Comparison of SNPs and microsatellites for assessing the genetic structure of chicken populations.
Journal - Animal genetics
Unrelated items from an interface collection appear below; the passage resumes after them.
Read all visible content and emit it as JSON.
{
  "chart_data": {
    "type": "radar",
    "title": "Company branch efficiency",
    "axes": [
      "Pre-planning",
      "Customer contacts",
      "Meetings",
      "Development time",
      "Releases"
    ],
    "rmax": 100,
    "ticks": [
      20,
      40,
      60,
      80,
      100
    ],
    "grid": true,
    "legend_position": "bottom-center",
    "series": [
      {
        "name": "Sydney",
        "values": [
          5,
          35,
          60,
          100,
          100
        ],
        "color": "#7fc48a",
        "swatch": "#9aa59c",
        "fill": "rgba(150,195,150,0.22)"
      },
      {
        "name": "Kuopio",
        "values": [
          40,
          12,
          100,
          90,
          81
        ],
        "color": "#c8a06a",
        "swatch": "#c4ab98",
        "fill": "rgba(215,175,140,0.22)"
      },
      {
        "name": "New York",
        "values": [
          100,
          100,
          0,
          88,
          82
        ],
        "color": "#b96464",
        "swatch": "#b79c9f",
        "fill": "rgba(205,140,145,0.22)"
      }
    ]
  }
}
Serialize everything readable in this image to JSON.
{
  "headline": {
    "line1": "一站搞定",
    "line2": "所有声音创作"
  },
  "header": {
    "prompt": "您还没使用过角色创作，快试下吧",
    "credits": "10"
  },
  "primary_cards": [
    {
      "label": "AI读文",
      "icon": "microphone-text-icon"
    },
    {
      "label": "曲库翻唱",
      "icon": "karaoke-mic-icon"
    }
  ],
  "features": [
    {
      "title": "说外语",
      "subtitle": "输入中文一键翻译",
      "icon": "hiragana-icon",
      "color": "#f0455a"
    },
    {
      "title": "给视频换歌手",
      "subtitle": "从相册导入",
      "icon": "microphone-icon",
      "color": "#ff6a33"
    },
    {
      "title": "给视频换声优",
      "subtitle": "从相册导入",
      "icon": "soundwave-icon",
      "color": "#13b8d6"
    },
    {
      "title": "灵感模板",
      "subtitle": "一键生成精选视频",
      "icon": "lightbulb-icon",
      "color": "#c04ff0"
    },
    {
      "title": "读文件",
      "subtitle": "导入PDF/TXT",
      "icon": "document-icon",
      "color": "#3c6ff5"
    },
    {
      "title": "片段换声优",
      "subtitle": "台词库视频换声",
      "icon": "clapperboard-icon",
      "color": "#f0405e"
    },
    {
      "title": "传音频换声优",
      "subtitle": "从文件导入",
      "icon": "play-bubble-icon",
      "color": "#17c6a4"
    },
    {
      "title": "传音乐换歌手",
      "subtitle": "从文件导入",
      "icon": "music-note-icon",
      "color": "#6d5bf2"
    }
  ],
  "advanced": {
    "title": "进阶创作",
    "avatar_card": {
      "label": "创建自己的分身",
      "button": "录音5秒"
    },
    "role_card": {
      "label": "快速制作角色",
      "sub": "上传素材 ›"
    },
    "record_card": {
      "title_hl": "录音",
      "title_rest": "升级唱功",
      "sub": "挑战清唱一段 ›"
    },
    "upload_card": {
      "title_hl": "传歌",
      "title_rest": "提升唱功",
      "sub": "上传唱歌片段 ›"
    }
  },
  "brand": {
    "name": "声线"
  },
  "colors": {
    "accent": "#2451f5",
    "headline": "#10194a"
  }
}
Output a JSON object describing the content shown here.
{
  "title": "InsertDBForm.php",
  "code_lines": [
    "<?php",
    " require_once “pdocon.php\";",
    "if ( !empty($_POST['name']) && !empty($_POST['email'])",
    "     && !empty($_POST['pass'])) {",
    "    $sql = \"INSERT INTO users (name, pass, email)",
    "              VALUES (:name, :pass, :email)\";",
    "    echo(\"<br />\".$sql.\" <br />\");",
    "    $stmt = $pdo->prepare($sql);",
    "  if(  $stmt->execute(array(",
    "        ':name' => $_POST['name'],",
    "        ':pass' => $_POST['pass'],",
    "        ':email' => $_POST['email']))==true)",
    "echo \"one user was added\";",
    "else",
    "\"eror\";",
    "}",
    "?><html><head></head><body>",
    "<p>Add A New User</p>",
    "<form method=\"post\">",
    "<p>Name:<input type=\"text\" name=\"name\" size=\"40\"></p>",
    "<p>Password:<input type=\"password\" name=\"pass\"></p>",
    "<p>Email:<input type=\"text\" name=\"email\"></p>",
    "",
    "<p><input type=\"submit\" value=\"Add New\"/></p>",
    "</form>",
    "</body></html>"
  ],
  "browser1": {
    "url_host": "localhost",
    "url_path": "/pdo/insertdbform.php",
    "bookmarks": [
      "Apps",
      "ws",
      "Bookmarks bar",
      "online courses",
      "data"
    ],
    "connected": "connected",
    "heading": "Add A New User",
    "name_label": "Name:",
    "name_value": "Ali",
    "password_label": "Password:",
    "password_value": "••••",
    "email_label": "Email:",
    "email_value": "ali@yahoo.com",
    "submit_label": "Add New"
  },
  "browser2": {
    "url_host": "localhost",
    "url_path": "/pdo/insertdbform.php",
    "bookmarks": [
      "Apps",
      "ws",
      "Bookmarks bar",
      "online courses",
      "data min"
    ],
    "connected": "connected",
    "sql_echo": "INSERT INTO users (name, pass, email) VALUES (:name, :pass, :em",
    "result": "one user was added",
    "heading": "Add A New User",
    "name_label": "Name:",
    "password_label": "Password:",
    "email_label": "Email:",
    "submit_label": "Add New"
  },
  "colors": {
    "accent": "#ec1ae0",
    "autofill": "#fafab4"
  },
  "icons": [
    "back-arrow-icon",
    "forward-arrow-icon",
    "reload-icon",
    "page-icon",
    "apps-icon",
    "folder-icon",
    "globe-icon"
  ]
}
Many studies in human genetics compare informativeness of single-nucleotide polymorphisms (SNPs) and microsatellites (single sequence repeats; SSR) in genome scans, but it is difficult to transfer the results directly to livestock because of different population structures. The aim of this study was to determine the number of SNPs needed to obtain the same differentiation power as with a given standard set of microsatellites. Eight chicken breeds were genotyped for 29 SSRs and 9216 SNPs. After filtering, only 2931 SNPs remained. The differentiation power was evaluated using two methods: partitioning of the Euclidean distance matrix based on a principal component analysis (PCA) and a Bayesian model-based clustering approach. Generally, with PCA-based partitioning, 70 SNPs provide a comparable resolution to 29 SSRs. In model-based clustering, the similarity coefficient showed significantly higher values between repeated runs for SNPs compared to SSRs. For the membership coefficients, reflecting the proportion to which a fraction segment of the genome belongs to the ith cluster, the highest values were obtained for 29 SSRs and 100 SNPs respectively. With a low number of loci (29 SSRs or =100 SNPs), neither marker types could detect the admixture in the Gödöllö Nhx population. Using more than 250 SNPs allowed a more detailed insight into the genetic architecture. Thus, the admixed population could be detected. It is concluded that breed differentiation studies will substantially gain power even with moderate numbers of SNPs.© 2011 The Authors, Animal Genetics © 2011 Stichting International Foundation for Animal Genetics.